On Fri, 3 May 1996, Paul V. M. Flesher wrote:

> A brief glance at the photographs of the graves shows all the bones intered
> in dirt (at least so far as I can tell from the xeroxes I am looking at).
> The photographs are ##442-477 in _Fouilles de khirbet Qumran et de Ain
> Feshkha_ vol. 1, J-B Humbert, 1994, Vandenhoeck & Ruprecht, Gottingen.  I
> haven't had time to study the field notes for the tombs on pp. 346-352.

Thanks, Paul.  It seems to me that this whole discussion could use a 
check of the evidence, since it seems to have continued oblivious to the 
points I made based on de Vaux's report in _Archaeology and the Dead Sea 
Scrolls_.  I would conclude from this source that there is *no* connection 
between gender and the use of coffins.  In addition, as your observation 
would probably support, the use of a coffin is probably the exception 
rather than the rule, and there is no mention of nails.  The evidence of 
re-internment seems to be that the bones were found all jumbled up, with 
or without a coffin (de Vaux mentions one grave, apparently with male 
bones in the "ordered" part of the cemetery, in which the bones of two 
individuals were placed, apparently without a coffin, in the loculus of a 
standard grave).  It seems to me that no pattern exists in the evidence 
that de Vaux cites for reburial, and that the reasons we have been given 
so far are simply speculation.  
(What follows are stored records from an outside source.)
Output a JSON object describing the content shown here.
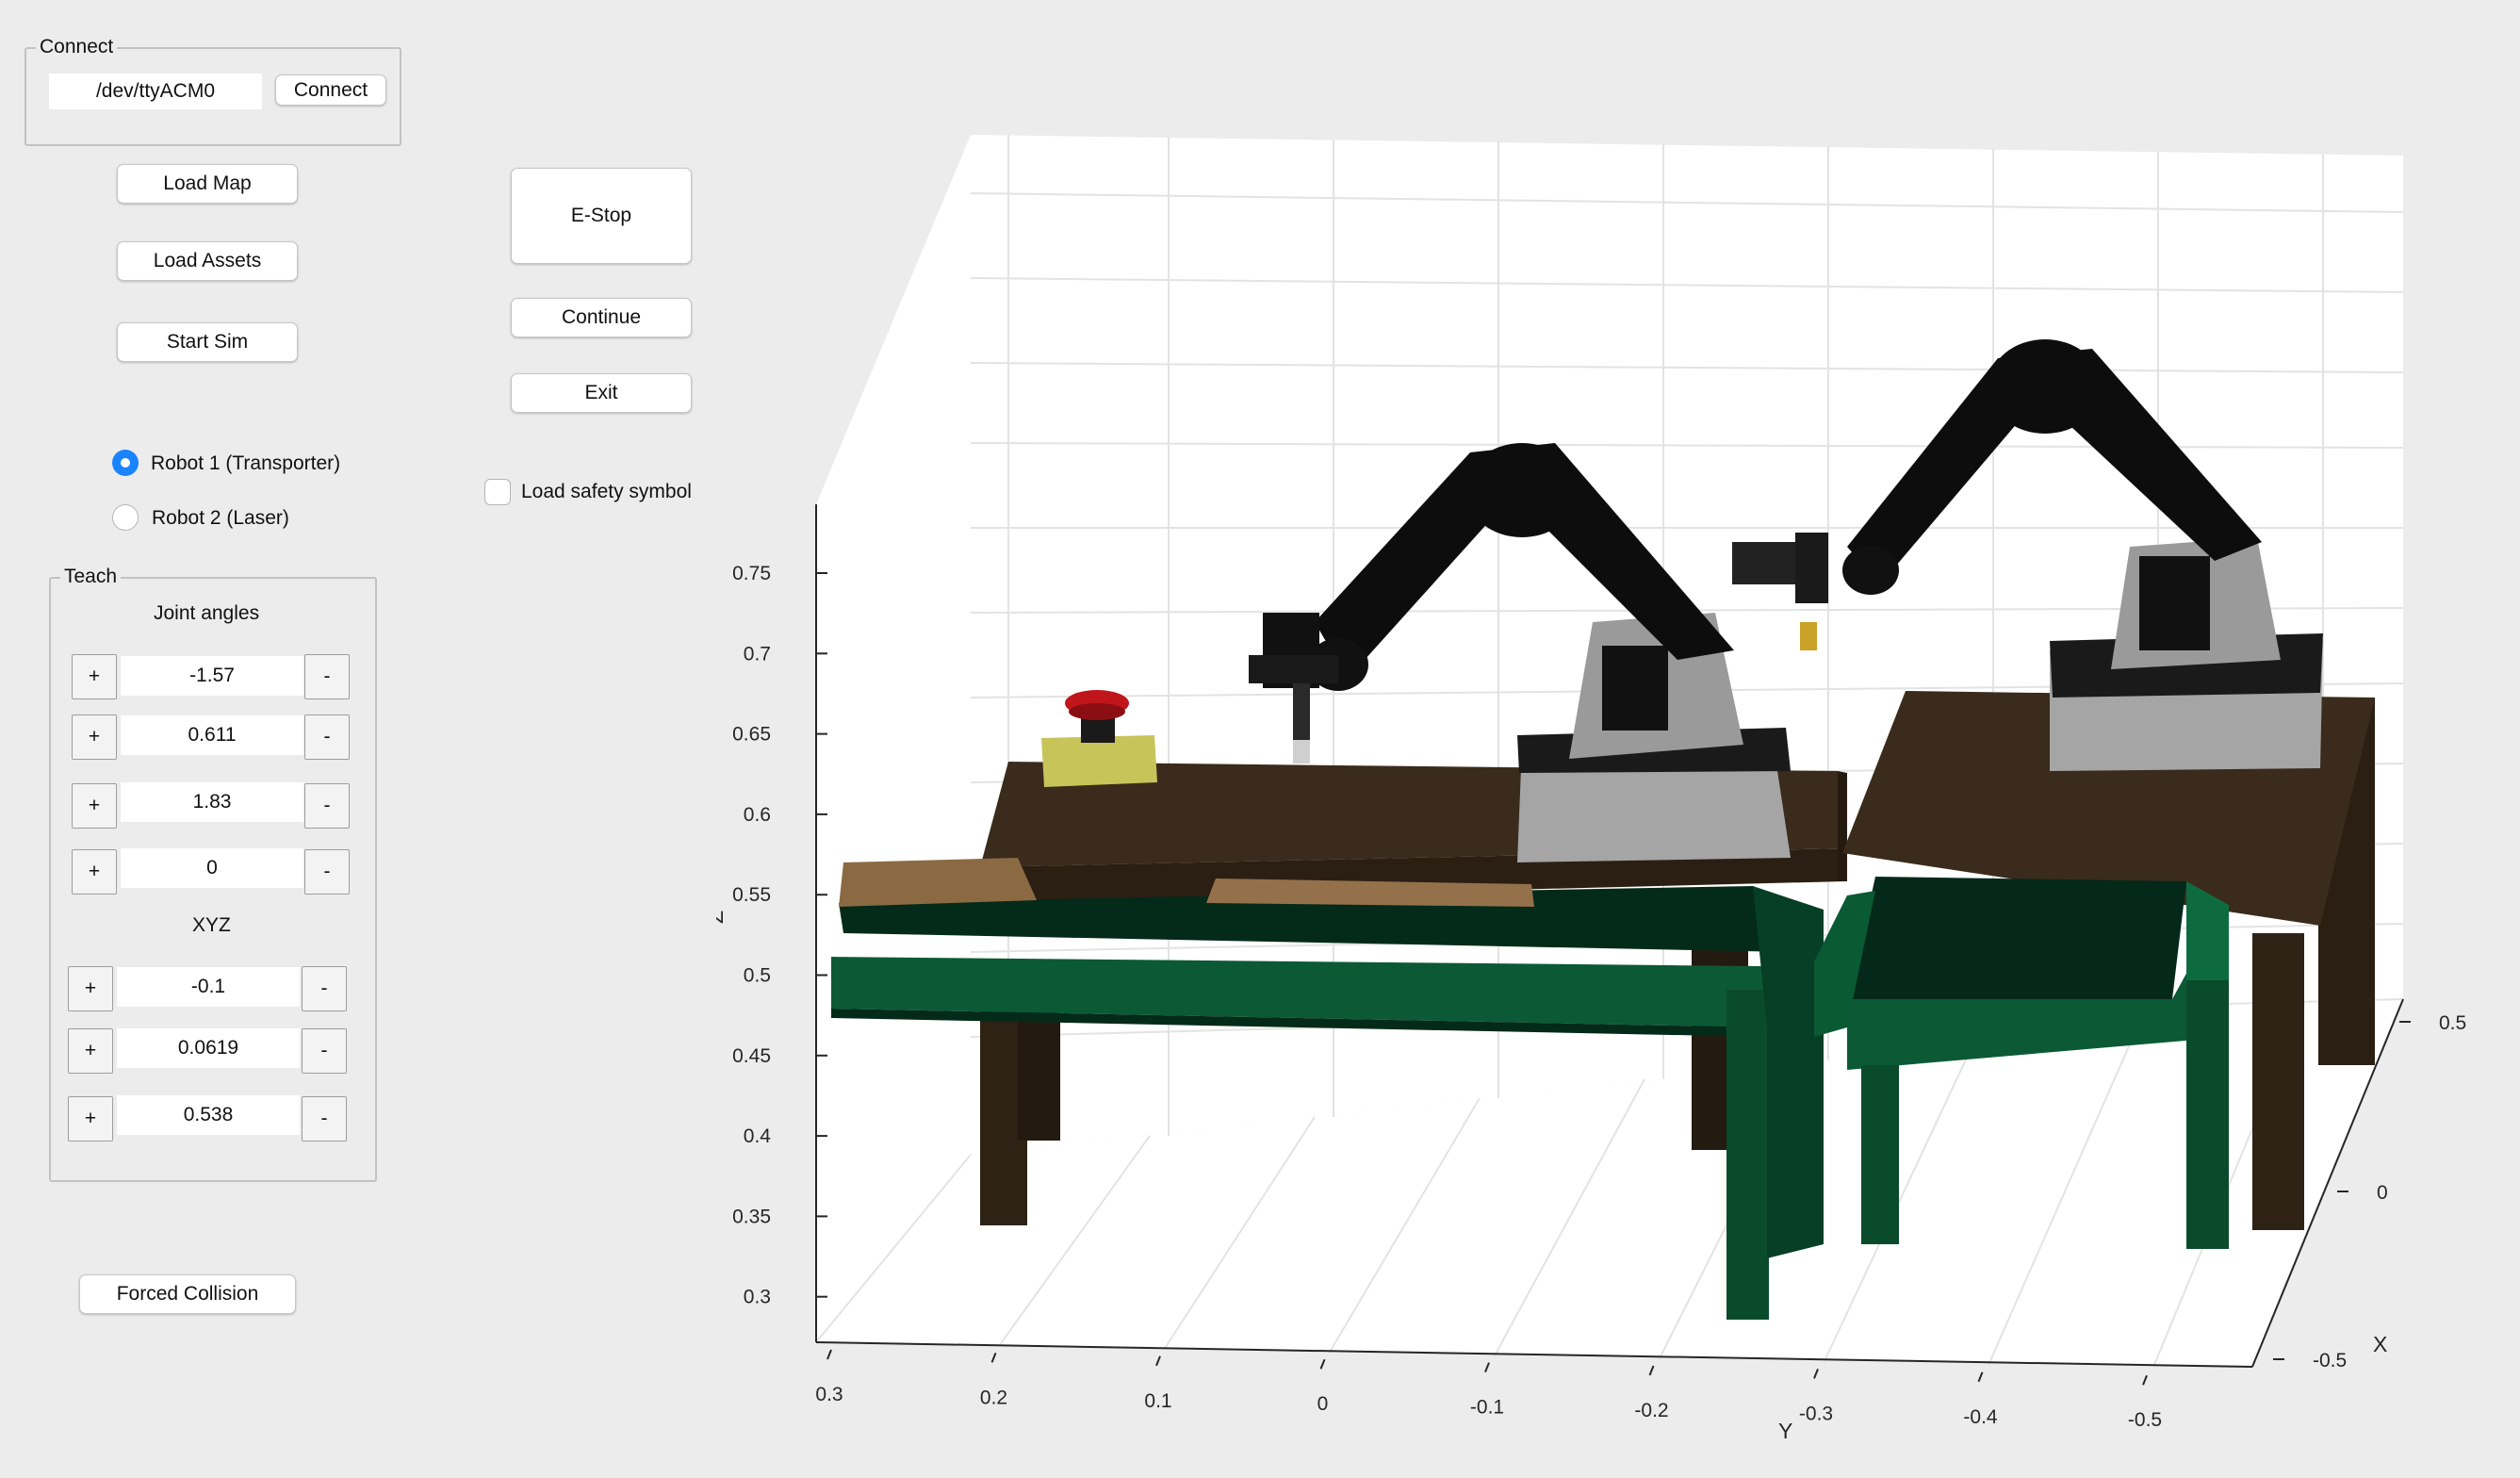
{
  "connect": {
    "title": "Connect",
    "port_value": "/dev/ttyACM0",
    "connect_label": "Connect"
  },
  "buttons": {
    "load_map": "Load Map",
    "load_assets": "Load Assets",
    "start_sim": "Start Sim",
    "estop": "E-Stop",
    "continue": "Continue",
    "exit": "Exit",
    "forced_collision": "Forced Collision"
  },
  "robots": {
    "selected": 0,
    "options": [
      {
        "label": "Robot 1 (Transporter)"
      },
      {
        "label": "Robot 2 (Laser)"
      }
    ]
  },
  "safety": {
    "label": "Load safety symbol",
    "checked": false
  },
  "teach": {
    "title": "Teach",
    "joint_heading": "Joint angles",
    "joints": [
      {
        "value": "-1.57"
      },
      {
        "value": "0.611"
      },
      {
        "value": "1.83"
      },
      {
        "value": "0"
      }
    ],
    "xyz_heading": "XYZ",
    "xyz": [
      {
        "value": "-0.1"
      },
      {
        "value": "0.0619"
      },
      {
        "value": "0.538"
      }
    ],
    "plus_label": "+",
    "minus_label": "-"
  },
  "plot": {
    "z_label": "Z",
    "y_label": "Y",
    "x_label": "X",
    "z_ticks": [
      "0.75",
      "0.7",
      "0.65",
      "0.6",
      "0.55",
      "0.5",
      "0.45",
      "0.4",
      "0.35",
      "0.3"
    ],
    "y_ticks": [
      "0.3",
      "0.2",
      "0.1",
      "0",
      "-0.1",
      "-0.2",
      "-0.3",
      "-0.4",
      "-0.5"
    ],
    "x_ticks": [
      "0.5",
      "0",
      "-0.5"
    ]
  },
  "colors": {
    "table_top": "#3a2b1c",
    "table_leg": "#2e2215",
    "rail_green": "#0b5a35",
    "robot_black": "#0d0d0d",
    "robot_grey": "#9a9a9a",
    "estop_red": "#c0161b",
    "estop_base": "#c7c45a",
    "radio_accent": "#1a84ff"
  }
}
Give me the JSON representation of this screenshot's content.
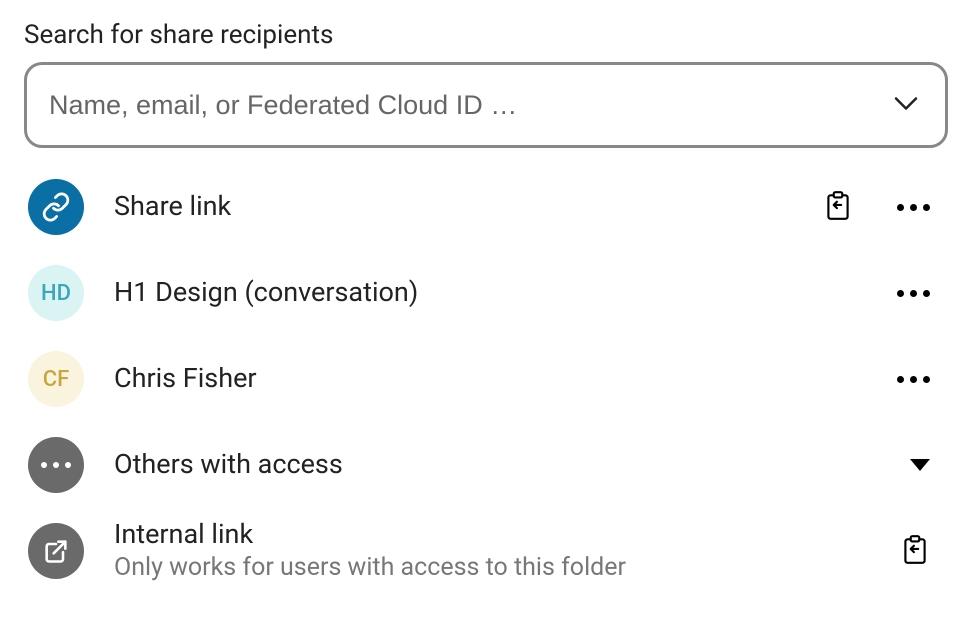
{
  "search": {
    "label": "Search for share recipients",
    "placeholder": "Name, email, or Federated Cloud ID …"
  },
  "rows": {
    "shareLink": {
      "title": "Share link"
    },
    "h1design": {
      "initials": "HD",
      "title": "H1 Design (conversation)"
    },
    "chrisFisher": {
      "initials": "CF",
      "title": "Chris Fisher"
    },
    "othersAccess": {
      "title": "Others with access"
    },
    "internalLink": {
      "title": "Internal link",
      "subtitle": "Only works for users with access to this folder"
    }
  }
}
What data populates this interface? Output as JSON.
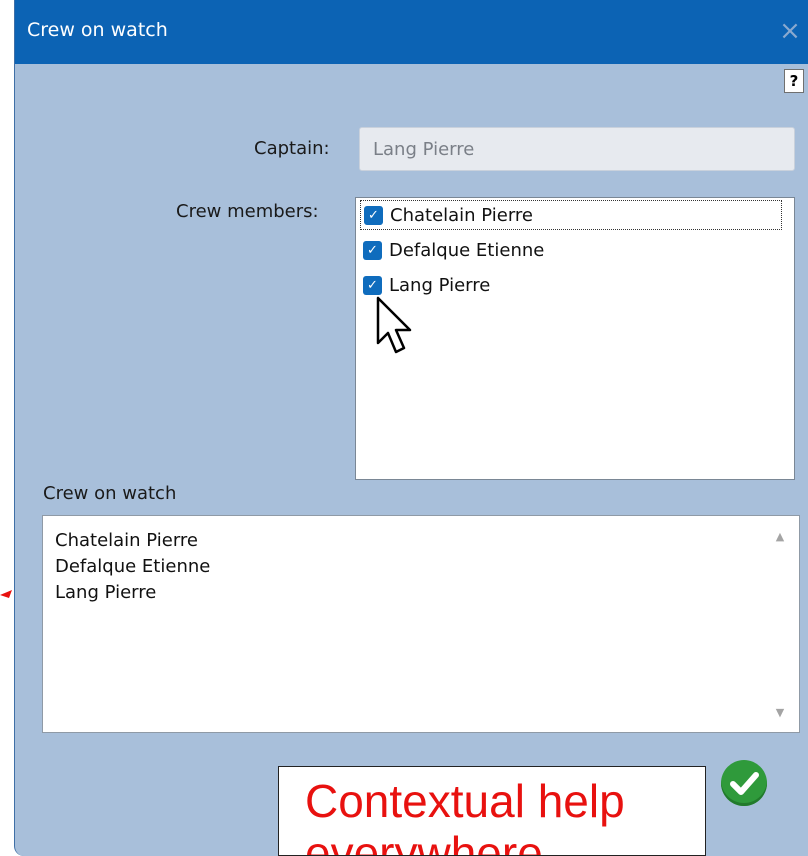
{
  "window": {
    "title": "Crew on watch",
    "close_glyph": "×",
    "help_glyph": "?"
  },
  "form": {
    "captain_label": "Captain:",
    "captain_value": "Lang Pierre",
    "crew_members_label": "Crew members:",
    "crew_members": [
      {
        "name": "Chatelain Pierre",
        "checked": true
      },
      {
        "name": "Defalque Etienne",
        "checked": true
      },
      {
        "name": "Lang Pierre",
        "checked": true
      }
    ],
    "crew_on_watch_label": "Crew on watch",
    "crew_on_watch_lines": [
      "Chatelain Pierre",
      "Defalque Etienne",
      "Lang Pierre"
    ]
  },
  "overlay": {
    "help_text": "Contextual help everywhere"
  },
  "icons": {
    "check": "✓",
    "scroll_up": "▲",
    "scroll_down": "▼",
    "ok": "check-circle-icon",
    "cursor": "mouse-pointer-icon",
    "help": "question-icon",
    "close": "close-icon"
  },
  "colors": {
    "titlebar": "#0c63b4",
    "dialog_bg": "#a8bfda",
    "checkbox": "#0f6cbd",
    "ok_button": "#2f9a3b",
    "help_text": "#e8110f"
  }
}
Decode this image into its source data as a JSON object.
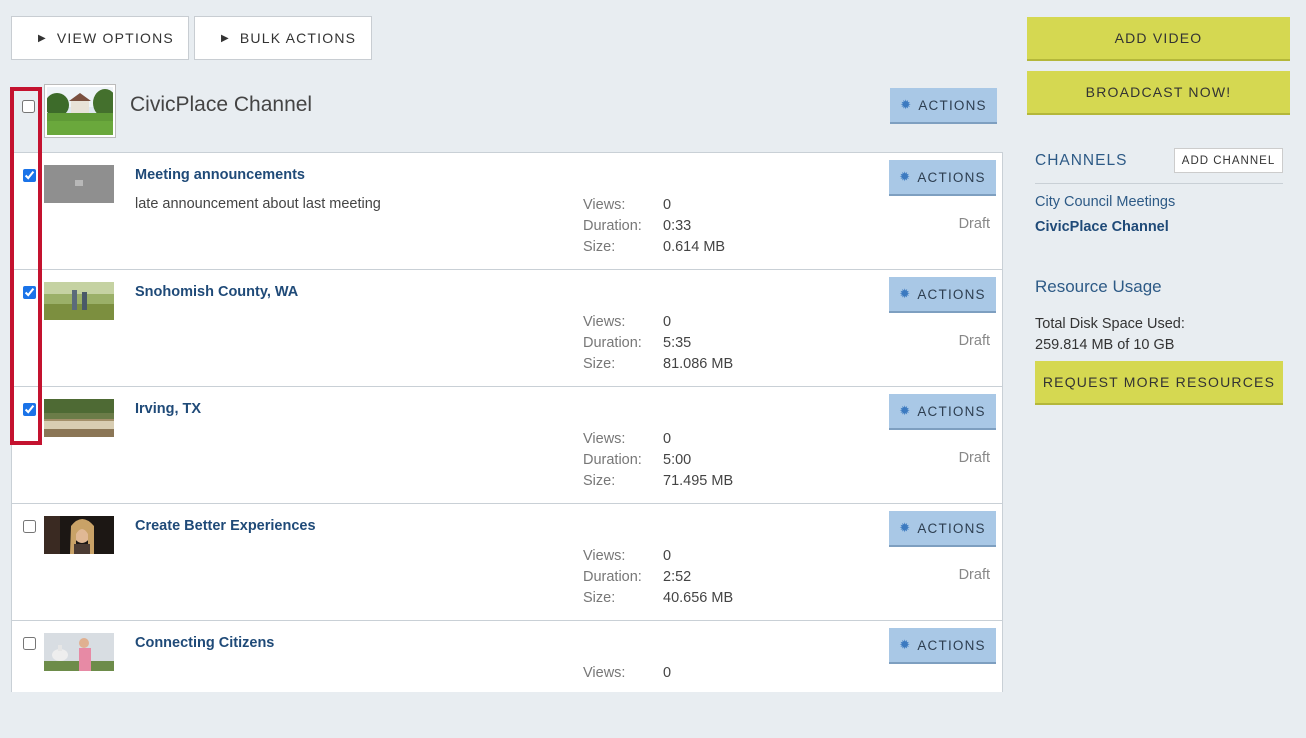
{
  "toolbar": {
    "view_options": "VIEW OPTIONS",
    "bulk_actions": "BULK ACTIONS"
  },
  "channel": {
    "title": "CivicPlace Channel",
    "actions_label": "ACTIONS",
    "checked": false
  },
  "labels": {
    "views": "Views:",
    "duration": "Duration:",
    "size": "Size:"
  },
  "videos": [
    {
      "title": "Meeting announcements",
      "description": "late announcement about last meeting",
      "views": "0",
      "duration": "0:33",
      "size": "0.614 MB",
      "status": "Draft",
      "checked": true,
      "actions_label": "ACTIONS"
    },
    {
      "title": "Snohomish County, WA",
      "description": "",
      "views": "0",
      "duration": "5:35",
      "size": "81.086 MB",
      "status": "Draft",
      "checked": true,
      "actions_label": "ACTIONS"
    },
    {
      "title": "Irving, TX",
      "description": "",
      "views": "0",
      "duration": "5:00",
      "size": "71.495 MB",
      "status": "Draft",
      "checked": true,
      "actions_label": "ACTIONS"
    },
    {
      "title": "Create Better Experiences",
      "description": "",
      "views": "0",
      "duration": "2:52",
      "size": "40.656 MB",
      "status": "Draft",
      "checked": false,
      "actions_label": "ACTIONS"
    },
    {
      "title": "Connecting Citizens",
      "description": "",
      "views": "0",
      "duration": "",
      "size": "",
      "status": "",
      "checked": false,
      "actions_label": "ACTIONS"
    }
  ],
  "sidebar": {
    "add_video": "ADD VIDEO",
    "broadcast": "BROADCAST NOW!",
    "channels_title": "CHANNELS",
    "add_channel": "ADD CHANNEL",
    "channels": [
      "City Council Meetings",
      "CivicPlace Channel"
    ],
    "resource_title": "Resource Usage",
    "disk_label": "Total Disk Space Used:",
    "disk_value": "259.814 MB of 10 GB",
    "request_resources": "REQUEST MORE RESOURCES"
  },
  "colors": {
    "accent_yellow": "#d5d851",
    "actions_blue": "#a9c8e6",
    "link_blue": "#1f4a78",
    "highlight_red": "#c4122f"
  }
}
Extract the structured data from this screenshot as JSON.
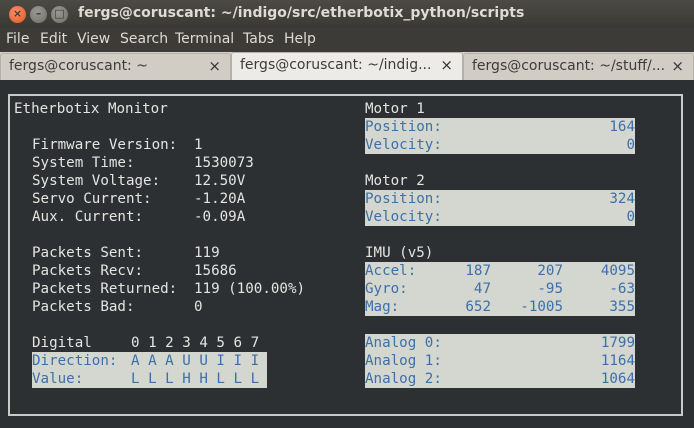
{
  "window": {
    "title": "fergs@coruscant: ~/indigo/src/etherbotix_python/scripts",
    "close_glyph": "×",
    "min_glyph": "–",
    "max_glyph": "□"
  },
  "menu": [
    "File",
    "Edit",
    "View",
    "Search",
    "Terminal",
    "Tabs",
    "Help"
  ],
  "tabs": [
    {
      "label": "fergs@coruscant: ~",
      "active": false
    },
    {
      "label": "fergs@coruscant: ~/indig...",
      "active": true
    },
    {
      "label": "fergs@coruscant: ~/stuff/...",
      "active": false
    }
  ],
  "tab_close_glyph": "×",
  "terminal": {
    "title": "Etherbotix Monitor",
    "firmware": {
      "label": "Firmware Version:",
      "value": "1"
    },
    "system_time": {
      "label": "System Time:",
      "value": "1530073"
    },
    "system_voltage": {
      "label": "System Voltage:",
      "value": "12.50V"
    },
    "servo_current": {
      "label": "Servo Current:",
      "value": "-1.20A"
    },
    "aux_current": {
      "label": "Aux. Current:",
      "value": "-0.09A"
    },
    "packets_sent": {
      "label": "Packets Sent:",
      "value": "119"
    },
    "packets_recv": {
      "label": "Packets Recv:",
      "value": "15686"
    },
    "packets_returned": {
      "label": "Packets Returned:",
      "value": "119 (100.00%)"
    },
    "packets_bad": {
      "label": "Packets Bad:",
      "value": "0"
    },
    "digital": {
      "label": "Digital",
      "pins": "0 1 2 3 4 5 6 7",
      "direction_label": "Direction:",
      "direction": "A A A U U I I I",
      "value_label": "Value:",
      "values": "L L L H H L L L"
    },
    "motor1": {
      "title": "Motor 1",
      "position_label": "Position:",
      "position": "164",
      "velocity_label": "Velocity:",
      "velocity": "0"
    },
    "motor2": {
      "title": "Motor 2",
      "position_label": "Position:",
      "position": "324",
      "velocity_label": "Velocity:",
      "velocity": "0"
    },
    "imu": {
      "title": "IMU (v5)",
      "accel": {
        "label": "Accel:",
        "x": "187",
        "y": "207",
        "z": "4095"
      },
      "gyro": {
        "label": "Gyro:",
        "x": "47",
        "y": "-95",
        "z": "-63"
      },
      "mag": {
        "label": "Mag:",
        "x": "652",
        "y": "-1005",
        "z": "355"
      }
    },
    "analog": [
      {
        "label": "Analog 0:",
        "value": "1799"
      },
      {
        "label": "Analog 1:",
        "value": "1164"
      },
      {
        "label": "Analog 2:",
        "value": "1064"
      }
    ]
  }
}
A final question:  I seem to remember an archaeologist specializing in 
human remains in a TV report on the eruption of Mt. Vesuvius that buried 
Pompeii commenting that the gender of a human skeleton could not be 
determined with absolute certainty.  Does anyone know with what certainty 
we should be taking the reports of male and female remains in the graves 
at Qumran?

David Suter
Saint Martin's College